On the flip side, Chronsega 3 has its share of failures and disappointments. I suppose that's true of every episode in this series, but this time around the bitter dregs of disappointment taste twice as bad.
First up is Zillion, one of the fruits of a bizarre collaboration between Sega and animation studio Tatsunoko Production, that also included an animated TV series and a toy gun. Unfortunately, this particular fruit rotted on the vine. Zillion was discussed in much detail on the previous post.
Equally troubling in Anmitsu Hime, based on the long lived franchise of comics, live action TV shows and animated series. For western release, the sprites were altered (some just barely) and the name changed to Alex Kidd : High-Tech World. Aside from the seriously ugly cover art, High-Tech World's most heinous crime is its irritating, simplistic and non-intuitive graphical adventure style segment which makes up its first half.
Granted, many early adventure games, such as those published by Sierra Online, are noted for their surfeit of unexpected deaths and "puzzles" solved by guesswork or repetition of a certain action. High-Tech World has all that in spades, but minus the creativity and wry sense of humor that (sometimes) redeemed Sierra's games.
The second half of the game features three short, almost identical, platforming levels whose length is stretched out by a number of cheap hits. These levels fall far below the standard set in Miracle World. I'm not sure what Sega's intentions were by releasing this as an Alex Kidd game, but its only effect could have been to dilute the value of the Alex Kidd brand. Imagine if Konami bought the rights the Bandai's Hokuto no Ken and released it as a Castlevania game.
Some offerings show glimmers of hope through the muck. At least Sega was learning how to utilize the Master System's graphical power. Earlier SMS games sometimes resembled Famicom releases with brighter colors. Yet, with titles like Makai Retsuden/Kung Fu Kid, the programmers were now creating detailed graphics with rich, eyepopping colors. Compare with 1985's Pit Pot:
While Makai Retsuden still plays like old fashioned proto beat-em-up in the My Hero vein, it sure looks pretty.

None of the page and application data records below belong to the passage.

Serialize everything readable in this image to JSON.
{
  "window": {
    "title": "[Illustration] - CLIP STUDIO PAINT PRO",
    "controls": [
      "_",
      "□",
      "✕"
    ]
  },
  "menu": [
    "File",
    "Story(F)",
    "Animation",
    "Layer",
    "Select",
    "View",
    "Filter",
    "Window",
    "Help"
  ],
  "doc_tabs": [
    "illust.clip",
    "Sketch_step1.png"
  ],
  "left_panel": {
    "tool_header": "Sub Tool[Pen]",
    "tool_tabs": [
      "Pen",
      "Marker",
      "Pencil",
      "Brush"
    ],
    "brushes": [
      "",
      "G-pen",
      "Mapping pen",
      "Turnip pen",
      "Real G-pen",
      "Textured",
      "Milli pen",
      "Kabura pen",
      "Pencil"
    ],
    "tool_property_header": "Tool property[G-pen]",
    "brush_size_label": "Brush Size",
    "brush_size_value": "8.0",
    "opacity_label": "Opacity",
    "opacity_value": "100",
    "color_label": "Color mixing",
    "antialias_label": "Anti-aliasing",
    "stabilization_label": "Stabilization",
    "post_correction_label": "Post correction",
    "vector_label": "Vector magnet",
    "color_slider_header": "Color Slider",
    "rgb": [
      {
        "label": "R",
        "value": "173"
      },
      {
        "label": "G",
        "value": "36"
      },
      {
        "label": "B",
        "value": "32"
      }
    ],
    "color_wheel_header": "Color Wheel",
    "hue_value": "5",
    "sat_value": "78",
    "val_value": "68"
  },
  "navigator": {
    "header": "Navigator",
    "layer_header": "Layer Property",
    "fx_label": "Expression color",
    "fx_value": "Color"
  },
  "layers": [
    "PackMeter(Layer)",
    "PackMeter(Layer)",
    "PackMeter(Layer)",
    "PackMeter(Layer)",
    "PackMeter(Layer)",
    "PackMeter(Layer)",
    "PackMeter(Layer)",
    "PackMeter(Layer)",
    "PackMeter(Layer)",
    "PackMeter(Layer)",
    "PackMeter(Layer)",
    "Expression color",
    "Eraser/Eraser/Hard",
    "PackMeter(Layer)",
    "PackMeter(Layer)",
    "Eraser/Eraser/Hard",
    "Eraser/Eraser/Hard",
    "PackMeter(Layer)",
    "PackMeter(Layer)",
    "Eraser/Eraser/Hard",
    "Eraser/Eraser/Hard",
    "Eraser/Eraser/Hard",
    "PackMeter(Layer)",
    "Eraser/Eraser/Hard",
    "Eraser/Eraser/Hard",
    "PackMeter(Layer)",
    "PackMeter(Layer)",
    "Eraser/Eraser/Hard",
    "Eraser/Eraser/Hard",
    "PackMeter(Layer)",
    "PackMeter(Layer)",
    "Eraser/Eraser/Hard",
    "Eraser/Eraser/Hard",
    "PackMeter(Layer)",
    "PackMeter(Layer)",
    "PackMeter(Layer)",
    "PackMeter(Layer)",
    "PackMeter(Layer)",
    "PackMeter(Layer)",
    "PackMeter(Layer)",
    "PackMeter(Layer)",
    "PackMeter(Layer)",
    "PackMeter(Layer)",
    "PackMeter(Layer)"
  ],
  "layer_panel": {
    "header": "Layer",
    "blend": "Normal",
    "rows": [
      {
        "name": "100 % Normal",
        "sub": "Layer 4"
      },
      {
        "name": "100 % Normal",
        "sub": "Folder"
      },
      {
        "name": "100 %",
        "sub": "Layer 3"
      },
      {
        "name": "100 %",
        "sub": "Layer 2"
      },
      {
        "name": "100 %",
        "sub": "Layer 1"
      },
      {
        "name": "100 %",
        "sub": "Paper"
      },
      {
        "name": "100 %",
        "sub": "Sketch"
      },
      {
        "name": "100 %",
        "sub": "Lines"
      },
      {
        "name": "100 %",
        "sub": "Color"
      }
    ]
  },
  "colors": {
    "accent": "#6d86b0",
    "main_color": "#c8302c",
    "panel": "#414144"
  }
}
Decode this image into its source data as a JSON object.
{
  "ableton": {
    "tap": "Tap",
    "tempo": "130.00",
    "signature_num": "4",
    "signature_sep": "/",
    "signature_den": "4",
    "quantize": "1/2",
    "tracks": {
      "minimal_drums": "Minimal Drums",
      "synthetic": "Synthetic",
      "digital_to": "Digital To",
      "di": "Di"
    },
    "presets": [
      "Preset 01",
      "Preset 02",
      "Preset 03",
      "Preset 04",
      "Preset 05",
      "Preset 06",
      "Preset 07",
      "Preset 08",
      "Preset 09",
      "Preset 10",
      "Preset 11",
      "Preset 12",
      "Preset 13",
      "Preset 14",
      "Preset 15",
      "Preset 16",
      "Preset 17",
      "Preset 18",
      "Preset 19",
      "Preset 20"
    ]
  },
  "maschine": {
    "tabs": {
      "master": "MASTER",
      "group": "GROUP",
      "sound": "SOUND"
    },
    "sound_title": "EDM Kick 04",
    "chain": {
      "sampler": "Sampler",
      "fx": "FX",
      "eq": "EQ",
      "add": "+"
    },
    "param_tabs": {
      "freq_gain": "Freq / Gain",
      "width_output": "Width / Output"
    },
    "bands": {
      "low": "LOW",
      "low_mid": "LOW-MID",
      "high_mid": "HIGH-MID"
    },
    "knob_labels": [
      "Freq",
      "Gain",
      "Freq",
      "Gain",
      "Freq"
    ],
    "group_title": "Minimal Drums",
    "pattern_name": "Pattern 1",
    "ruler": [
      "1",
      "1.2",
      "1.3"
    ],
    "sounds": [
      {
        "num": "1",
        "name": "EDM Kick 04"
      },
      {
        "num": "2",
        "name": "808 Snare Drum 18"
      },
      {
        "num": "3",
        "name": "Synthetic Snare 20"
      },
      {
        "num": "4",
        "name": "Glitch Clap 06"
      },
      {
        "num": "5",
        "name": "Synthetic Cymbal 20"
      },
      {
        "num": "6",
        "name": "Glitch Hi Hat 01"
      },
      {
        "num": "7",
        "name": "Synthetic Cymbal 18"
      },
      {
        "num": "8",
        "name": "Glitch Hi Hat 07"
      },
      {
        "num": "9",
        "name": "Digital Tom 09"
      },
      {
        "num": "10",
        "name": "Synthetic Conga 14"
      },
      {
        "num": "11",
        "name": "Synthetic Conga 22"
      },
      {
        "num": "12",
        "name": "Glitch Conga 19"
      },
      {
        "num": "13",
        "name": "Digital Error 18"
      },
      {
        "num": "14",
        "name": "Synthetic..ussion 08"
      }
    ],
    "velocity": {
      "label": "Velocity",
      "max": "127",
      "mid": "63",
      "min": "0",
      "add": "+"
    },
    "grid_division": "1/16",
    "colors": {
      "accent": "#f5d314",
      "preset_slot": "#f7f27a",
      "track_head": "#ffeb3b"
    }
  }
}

Other, minor disappointments this episode:
Sega releases a few more installments in their Great Sports series: Great Football, Great Volleyball and Great Basketball, before bringing the series to a close with (Great SoccerWorld Soccer in Japan). There is nothing particularly special about any of these games, other than Great Basketball being the first basketball game of the 8-bit console generation, and Great Football just being sort of an odd game.
Other games featured:
Woody Pop - A charming looking Arkanoid clone only playable with the special controller packaged with the game. The last game released in the MyCard format.
Rocky - A rather basic boxing game with very nice graphics. Let down by having only three opponents and irksome, button mashing, Track and Field-like "training sessions."
Sukeban Deka II - Much like High School Kimengumi, an odd adventure/action game mashup based on a licensed property. In this case, it's a TV series featuring a female high-school detective armed with a Rygar like yo-yo weapon.
Enduro Racer - A pseudo-port of Yu Suzuki's cool super-scaler motorcross racing game. For reasons known only to Sega, the SMS version dropped the 3-D graphics and became an isometric, vaguely Excitebike-esque racer.
Well, another half-year of the Master System come and gone. Once again, Sega doesn't come up with anything with the potential to challenge Nintendo's hegemony. But... I feel that change is just around the corner. The next episode of Chronsega will be an important one, and I, for one, am looking forward to seeing where Sega is headed. For now, go over to archive.org and get Chronsega Episode 3.